The '94 gold-medal game left most who saw it gasping for adjectives. Sweden and Canada played through 60 minutes of regulation and 10 minutes of overtime until Peter Forsberg, in the seventh round of a shoot-out, slid an agonizingly slow backhand shot along the ice and just under Corey Hirsch's glove for a goal. When Paul Kariya couldn't answer — his shot was slapped out of the air by Swedish goalie Tommy Salo — Sweden had won its first Olympic hockey gold, 3-2, and Canada settled for silver for for the second time in the past two Olympic Games.

Medalists (Men)

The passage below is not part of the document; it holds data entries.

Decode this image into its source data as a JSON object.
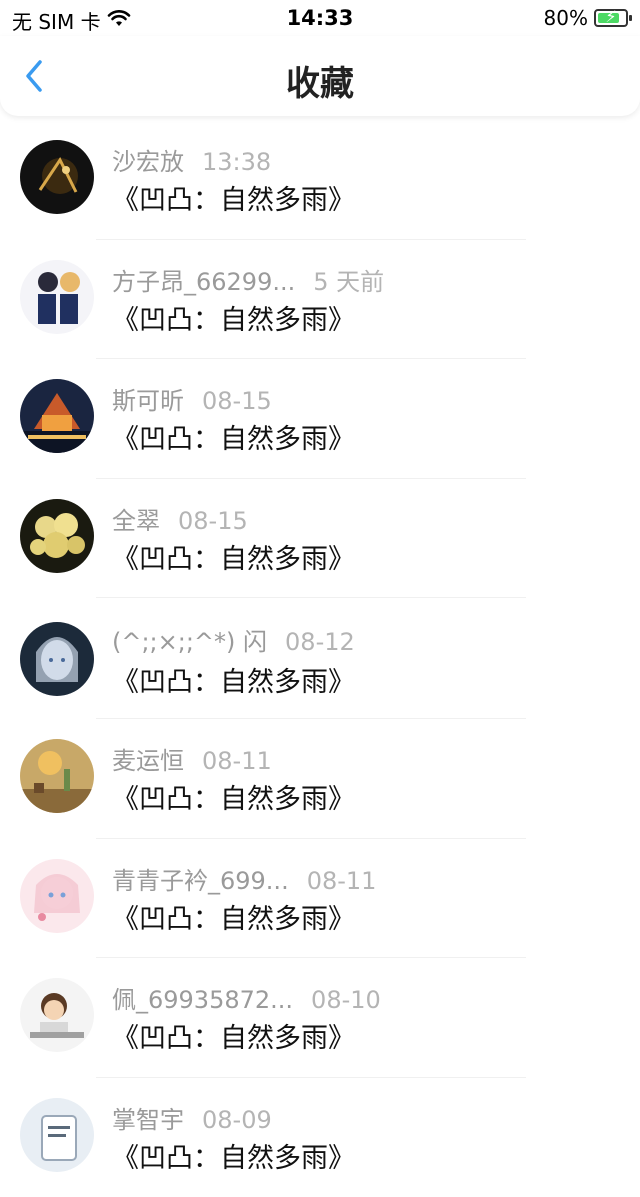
{
  "status": {
    "carrier": "无 SIM 卡",
    "time": "14:33",
    "battery": "80%",
    "battery_level": 0.8,
    "icons": [
      "wifi-icon",
      "battery-charging-icon"
    ]
  },
  "nav": {
    "title": "收藏",
    "back_icon": "chevron-left-icon",
    "accent": "#3a9bf0"
  },
  "items": [
    {
      "name": "沙宏放",
      "time": "13:38",
      "content": "《凹凸：自然多雨》"
    },
    {
      "name": "方子昂_66299...",
      "time": "5 天前",
      "content": "《凹凸：自然多雨》"
    },
    {
      "name": "斯可昕",
      "time": "08-15",
      "content": "《凹凸：自然多雨》"
    },
    {
      "name": "全翠",
      "time": "08-15",
      "content": "《凹凸：自然多雨》"
    },
    {
      "name": "(^;;×;;^*) 闪",
      "time": "08-12",
      "content": "《凹凸：自然多雨》"
    },
    {
      "name": "麦运恒",
      "time": "08-11",
      "content": "《凹凸：自然多雨》"
    },
    {
      "name": "青青子衿_699...",
      "time": "08-11",
      "content": "《凹凸：自然多雨》"
    },
    {
      "name": "佩_69935872...",
      "time": "08-10",
      "content": "《凹凸：自然多雨》"
    },
    {
      "name": "掌智宇",
      "time": "08-09",
      "content": "《凹凸：自然多雨》"
    }
  ]
}
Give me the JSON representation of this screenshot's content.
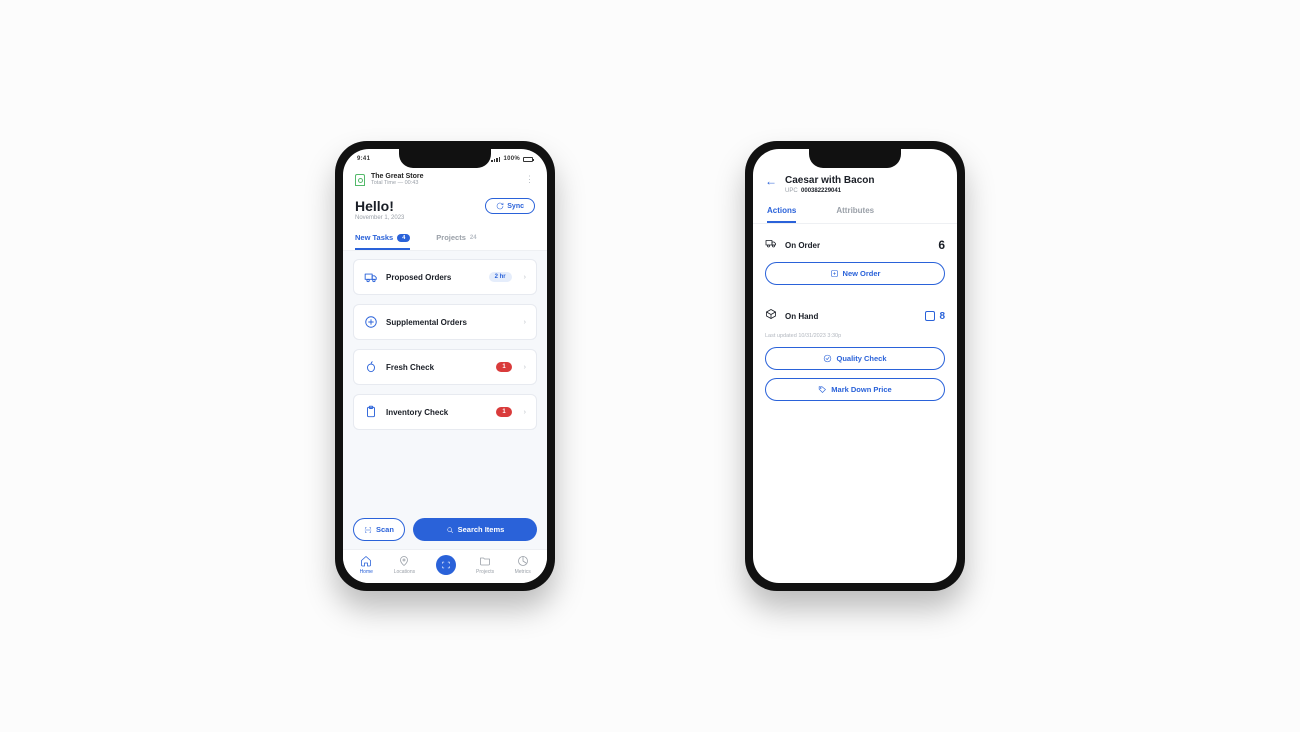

1920 Canada United States Czechoslovakia
1924 Canada United States Great Britain
1928 Canada Sweden Switzerland
1932 Canada United States Germany
1936 Great Britain Canada United States
1948 Canada Czechoslovakia Switzerland
1952 Canada United States Sweden
1956 USSR United States Canada
1960 United States Canada USSR
1964 USSR Sweden Czechoslovakia
1968 USSR Czechoslovakia Canada
1972 USSR United States Czechoslovakia
1976 USSR Czechoslovakia West Germany
1980 United States USSR Sweden
1984 USSR Czechoslovakia Sweden
1988 USSR Finland Sweden
1992 Unified Team Canada Czechoslovakia
1994 Sweden Canada Finland

Trivia: 1. The United States beat what team to clinch the gold medal in 1980?
2. What country will Eric Lindros be playing for Nagano?
3. Where and when did the United States when its first gold medal in hockey?

© Copyright 1998

Back to the top | Ice Hockey Section

Olympics Front | Sport by Sport | Gallery | History | Nagano | Countries
Yellow Pages